-- Brief --
Within the listing below, how many lines include the string "views"? Reply with only the number.

[[ Supplied material open ]]

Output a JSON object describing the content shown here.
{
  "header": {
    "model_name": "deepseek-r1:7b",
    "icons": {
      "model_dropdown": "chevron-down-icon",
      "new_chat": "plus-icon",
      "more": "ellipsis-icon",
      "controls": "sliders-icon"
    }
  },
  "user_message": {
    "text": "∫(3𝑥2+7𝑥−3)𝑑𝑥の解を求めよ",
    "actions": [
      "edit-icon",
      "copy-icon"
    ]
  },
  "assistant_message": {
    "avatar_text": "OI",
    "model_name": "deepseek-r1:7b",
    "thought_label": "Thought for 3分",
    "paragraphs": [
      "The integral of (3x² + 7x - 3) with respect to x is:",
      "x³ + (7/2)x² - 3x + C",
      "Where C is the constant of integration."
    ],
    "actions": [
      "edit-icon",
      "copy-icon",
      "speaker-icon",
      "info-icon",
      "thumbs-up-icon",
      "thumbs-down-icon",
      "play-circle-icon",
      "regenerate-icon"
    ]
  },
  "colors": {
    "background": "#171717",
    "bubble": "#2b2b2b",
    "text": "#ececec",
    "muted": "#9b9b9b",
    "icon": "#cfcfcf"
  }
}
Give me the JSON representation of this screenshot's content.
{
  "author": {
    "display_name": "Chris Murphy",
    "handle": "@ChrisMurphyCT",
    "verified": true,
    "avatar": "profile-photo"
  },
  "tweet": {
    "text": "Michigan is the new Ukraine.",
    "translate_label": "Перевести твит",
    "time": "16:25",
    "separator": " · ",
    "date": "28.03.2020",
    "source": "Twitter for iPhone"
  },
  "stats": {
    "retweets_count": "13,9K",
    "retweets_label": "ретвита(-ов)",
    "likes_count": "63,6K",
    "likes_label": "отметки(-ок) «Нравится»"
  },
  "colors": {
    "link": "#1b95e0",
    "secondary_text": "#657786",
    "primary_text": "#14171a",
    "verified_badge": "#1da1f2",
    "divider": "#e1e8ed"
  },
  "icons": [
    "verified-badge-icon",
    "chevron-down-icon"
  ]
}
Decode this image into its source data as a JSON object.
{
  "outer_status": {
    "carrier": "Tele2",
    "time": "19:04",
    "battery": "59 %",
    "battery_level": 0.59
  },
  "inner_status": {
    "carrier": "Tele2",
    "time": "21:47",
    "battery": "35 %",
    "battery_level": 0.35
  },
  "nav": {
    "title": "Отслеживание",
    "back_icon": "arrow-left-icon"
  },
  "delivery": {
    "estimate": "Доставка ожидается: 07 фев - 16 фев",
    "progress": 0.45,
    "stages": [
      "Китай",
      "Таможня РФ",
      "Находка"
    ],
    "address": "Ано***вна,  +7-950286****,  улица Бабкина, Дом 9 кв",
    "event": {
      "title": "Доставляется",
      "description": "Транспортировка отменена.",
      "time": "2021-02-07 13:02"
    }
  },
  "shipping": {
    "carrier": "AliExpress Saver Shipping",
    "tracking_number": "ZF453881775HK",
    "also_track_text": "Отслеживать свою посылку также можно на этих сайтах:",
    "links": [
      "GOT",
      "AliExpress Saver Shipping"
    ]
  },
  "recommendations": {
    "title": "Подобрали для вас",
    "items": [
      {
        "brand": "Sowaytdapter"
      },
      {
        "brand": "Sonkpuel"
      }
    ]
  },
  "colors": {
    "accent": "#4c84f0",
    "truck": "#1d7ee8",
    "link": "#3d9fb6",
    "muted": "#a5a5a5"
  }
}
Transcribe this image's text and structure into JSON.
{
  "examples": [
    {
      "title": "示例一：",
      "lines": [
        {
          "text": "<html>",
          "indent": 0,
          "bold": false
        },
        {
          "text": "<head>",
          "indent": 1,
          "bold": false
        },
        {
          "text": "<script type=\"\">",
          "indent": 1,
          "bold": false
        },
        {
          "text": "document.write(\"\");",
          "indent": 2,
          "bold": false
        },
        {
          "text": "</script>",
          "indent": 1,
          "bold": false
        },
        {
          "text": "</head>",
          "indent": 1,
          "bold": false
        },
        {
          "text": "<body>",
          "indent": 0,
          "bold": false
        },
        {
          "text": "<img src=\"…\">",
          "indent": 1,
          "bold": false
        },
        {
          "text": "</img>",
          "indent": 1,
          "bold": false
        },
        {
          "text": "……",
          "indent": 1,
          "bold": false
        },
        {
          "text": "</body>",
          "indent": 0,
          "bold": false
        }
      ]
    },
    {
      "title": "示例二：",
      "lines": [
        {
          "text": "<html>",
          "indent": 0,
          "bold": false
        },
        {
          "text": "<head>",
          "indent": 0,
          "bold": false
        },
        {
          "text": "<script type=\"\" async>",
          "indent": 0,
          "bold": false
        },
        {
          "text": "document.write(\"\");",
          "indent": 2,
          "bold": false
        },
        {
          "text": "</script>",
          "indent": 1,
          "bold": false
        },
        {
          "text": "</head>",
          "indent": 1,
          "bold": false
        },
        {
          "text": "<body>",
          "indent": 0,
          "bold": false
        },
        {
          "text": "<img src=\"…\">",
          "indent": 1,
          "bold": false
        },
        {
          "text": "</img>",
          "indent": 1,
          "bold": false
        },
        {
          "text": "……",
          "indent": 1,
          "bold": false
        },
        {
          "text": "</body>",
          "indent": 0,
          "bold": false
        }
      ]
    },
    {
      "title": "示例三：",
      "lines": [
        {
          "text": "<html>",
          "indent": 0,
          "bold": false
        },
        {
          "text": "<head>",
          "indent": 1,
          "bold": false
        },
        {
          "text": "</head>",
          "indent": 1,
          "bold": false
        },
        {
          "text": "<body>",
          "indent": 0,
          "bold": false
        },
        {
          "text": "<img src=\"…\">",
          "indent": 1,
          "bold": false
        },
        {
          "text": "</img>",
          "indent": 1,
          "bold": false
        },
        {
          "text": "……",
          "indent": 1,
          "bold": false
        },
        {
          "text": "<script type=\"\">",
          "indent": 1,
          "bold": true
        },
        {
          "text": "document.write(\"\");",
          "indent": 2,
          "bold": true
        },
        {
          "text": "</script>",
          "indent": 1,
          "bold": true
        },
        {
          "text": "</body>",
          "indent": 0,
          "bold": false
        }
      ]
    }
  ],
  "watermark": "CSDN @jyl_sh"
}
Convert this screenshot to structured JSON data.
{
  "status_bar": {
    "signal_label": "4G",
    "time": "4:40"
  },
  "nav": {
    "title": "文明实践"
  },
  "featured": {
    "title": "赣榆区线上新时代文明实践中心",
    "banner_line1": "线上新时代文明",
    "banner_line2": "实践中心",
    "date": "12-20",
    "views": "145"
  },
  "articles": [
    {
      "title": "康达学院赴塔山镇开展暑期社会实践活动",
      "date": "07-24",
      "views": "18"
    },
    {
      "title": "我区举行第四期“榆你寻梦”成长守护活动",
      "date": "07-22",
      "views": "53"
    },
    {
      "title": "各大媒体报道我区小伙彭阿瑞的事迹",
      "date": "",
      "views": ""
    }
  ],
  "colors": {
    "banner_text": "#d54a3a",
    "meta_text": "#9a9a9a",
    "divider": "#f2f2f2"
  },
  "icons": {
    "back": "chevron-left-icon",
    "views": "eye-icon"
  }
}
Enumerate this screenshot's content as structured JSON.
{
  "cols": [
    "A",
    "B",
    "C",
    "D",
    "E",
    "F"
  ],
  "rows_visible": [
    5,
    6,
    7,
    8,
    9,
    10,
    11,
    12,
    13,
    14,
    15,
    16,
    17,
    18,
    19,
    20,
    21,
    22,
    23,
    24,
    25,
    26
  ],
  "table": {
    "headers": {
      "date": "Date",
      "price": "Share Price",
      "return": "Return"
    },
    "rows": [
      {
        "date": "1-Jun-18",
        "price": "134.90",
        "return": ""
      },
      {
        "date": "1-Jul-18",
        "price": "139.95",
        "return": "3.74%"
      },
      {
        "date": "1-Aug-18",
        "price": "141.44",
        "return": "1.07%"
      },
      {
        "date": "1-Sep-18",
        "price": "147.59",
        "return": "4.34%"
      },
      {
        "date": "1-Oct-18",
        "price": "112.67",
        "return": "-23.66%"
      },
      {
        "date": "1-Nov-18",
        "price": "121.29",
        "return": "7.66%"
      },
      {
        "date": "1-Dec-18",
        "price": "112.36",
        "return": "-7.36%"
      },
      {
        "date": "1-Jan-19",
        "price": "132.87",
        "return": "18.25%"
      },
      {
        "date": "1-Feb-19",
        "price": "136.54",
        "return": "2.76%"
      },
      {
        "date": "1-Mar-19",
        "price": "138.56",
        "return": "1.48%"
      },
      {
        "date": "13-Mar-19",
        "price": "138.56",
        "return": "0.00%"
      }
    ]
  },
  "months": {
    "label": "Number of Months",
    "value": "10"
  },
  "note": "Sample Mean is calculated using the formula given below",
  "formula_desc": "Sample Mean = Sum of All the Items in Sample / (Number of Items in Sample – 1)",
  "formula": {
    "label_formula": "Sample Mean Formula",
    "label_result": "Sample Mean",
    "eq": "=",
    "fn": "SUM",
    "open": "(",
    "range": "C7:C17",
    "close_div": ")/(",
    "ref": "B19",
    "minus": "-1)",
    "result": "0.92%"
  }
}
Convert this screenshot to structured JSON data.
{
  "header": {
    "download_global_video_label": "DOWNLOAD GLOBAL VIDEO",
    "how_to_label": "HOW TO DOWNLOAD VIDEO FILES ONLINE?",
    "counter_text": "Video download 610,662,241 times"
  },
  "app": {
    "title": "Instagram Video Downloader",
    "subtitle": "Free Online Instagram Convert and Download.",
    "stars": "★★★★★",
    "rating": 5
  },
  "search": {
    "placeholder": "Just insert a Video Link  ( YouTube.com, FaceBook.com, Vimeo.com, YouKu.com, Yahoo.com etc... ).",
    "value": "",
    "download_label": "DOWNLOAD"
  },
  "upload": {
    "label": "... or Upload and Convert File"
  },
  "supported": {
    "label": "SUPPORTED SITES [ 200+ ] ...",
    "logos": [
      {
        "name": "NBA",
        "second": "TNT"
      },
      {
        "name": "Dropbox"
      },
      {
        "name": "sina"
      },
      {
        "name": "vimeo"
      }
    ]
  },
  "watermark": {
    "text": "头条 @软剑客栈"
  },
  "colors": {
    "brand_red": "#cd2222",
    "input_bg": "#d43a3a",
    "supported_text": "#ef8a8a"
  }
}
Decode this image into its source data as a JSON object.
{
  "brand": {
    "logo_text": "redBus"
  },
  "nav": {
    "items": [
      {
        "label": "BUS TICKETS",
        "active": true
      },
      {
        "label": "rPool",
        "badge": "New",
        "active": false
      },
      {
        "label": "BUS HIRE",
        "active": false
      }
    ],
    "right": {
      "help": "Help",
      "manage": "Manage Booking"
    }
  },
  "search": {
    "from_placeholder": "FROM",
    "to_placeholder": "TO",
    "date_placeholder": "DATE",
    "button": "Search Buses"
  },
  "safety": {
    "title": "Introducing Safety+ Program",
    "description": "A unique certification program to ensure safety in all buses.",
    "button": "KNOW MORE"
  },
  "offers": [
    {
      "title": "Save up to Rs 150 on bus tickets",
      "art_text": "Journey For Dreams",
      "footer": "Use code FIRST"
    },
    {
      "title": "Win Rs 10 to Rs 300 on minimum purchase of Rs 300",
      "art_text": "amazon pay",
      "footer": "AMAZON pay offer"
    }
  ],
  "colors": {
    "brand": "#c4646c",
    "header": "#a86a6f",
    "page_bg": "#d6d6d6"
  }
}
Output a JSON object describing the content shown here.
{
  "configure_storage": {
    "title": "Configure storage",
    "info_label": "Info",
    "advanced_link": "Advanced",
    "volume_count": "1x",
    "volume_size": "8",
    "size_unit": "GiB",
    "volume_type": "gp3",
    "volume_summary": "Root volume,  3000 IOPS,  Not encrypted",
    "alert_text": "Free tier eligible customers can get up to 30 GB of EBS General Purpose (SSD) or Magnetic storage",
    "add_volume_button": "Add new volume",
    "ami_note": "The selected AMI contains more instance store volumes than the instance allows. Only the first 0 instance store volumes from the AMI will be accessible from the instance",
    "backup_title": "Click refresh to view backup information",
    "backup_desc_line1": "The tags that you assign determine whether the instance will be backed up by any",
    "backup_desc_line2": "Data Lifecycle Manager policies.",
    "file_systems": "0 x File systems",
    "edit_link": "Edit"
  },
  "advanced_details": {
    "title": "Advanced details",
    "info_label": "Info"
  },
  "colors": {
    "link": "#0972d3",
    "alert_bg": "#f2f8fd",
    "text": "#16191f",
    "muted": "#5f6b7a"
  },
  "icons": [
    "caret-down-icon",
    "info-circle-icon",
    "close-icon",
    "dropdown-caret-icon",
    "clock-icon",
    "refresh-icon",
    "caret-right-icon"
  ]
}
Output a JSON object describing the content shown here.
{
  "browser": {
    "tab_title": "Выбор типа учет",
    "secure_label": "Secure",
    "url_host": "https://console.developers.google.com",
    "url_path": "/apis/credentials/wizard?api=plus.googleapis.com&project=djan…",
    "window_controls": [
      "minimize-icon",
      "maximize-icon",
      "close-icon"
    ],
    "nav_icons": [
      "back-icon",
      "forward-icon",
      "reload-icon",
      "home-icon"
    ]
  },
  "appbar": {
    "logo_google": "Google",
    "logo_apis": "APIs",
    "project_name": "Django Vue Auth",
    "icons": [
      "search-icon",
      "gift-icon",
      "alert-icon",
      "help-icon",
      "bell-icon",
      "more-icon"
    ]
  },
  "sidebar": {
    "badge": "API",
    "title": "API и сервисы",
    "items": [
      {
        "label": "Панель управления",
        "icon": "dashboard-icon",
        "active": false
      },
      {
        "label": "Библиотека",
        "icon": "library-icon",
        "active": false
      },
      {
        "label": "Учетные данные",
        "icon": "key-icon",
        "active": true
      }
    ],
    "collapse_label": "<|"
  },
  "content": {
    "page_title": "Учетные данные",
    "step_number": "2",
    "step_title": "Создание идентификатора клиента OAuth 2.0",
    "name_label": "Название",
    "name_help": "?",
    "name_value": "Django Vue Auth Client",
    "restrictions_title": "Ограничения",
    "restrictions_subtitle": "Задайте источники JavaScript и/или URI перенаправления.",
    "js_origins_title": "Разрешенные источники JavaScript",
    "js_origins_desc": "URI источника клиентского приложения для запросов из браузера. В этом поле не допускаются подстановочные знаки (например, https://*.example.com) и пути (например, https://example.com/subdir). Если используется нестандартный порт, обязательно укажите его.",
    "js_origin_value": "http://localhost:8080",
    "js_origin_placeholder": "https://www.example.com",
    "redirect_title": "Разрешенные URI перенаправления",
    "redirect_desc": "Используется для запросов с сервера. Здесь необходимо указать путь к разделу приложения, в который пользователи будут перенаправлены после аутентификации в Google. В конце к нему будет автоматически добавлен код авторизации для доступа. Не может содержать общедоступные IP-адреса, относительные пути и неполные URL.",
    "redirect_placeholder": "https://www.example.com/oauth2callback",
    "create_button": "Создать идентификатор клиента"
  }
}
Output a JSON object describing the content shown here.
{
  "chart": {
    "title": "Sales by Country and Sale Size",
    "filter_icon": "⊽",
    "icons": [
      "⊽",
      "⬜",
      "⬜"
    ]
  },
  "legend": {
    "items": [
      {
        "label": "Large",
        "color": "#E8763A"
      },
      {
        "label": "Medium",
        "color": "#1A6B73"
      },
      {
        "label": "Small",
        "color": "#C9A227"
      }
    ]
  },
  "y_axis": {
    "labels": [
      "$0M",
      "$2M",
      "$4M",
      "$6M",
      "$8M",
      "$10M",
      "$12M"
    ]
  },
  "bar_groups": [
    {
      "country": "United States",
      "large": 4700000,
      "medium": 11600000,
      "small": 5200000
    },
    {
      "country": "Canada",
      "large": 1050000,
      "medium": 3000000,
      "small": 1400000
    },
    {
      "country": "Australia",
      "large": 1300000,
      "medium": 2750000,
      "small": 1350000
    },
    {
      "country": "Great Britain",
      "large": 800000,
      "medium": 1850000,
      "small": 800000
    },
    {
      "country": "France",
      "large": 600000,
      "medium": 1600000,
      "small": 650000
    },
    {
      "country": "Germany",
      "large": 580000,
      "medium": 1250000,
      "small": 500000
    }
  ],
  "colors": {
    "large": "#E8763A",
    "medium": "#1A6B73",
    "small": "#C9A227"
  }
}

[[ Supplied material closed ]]

-- Response to this task --
5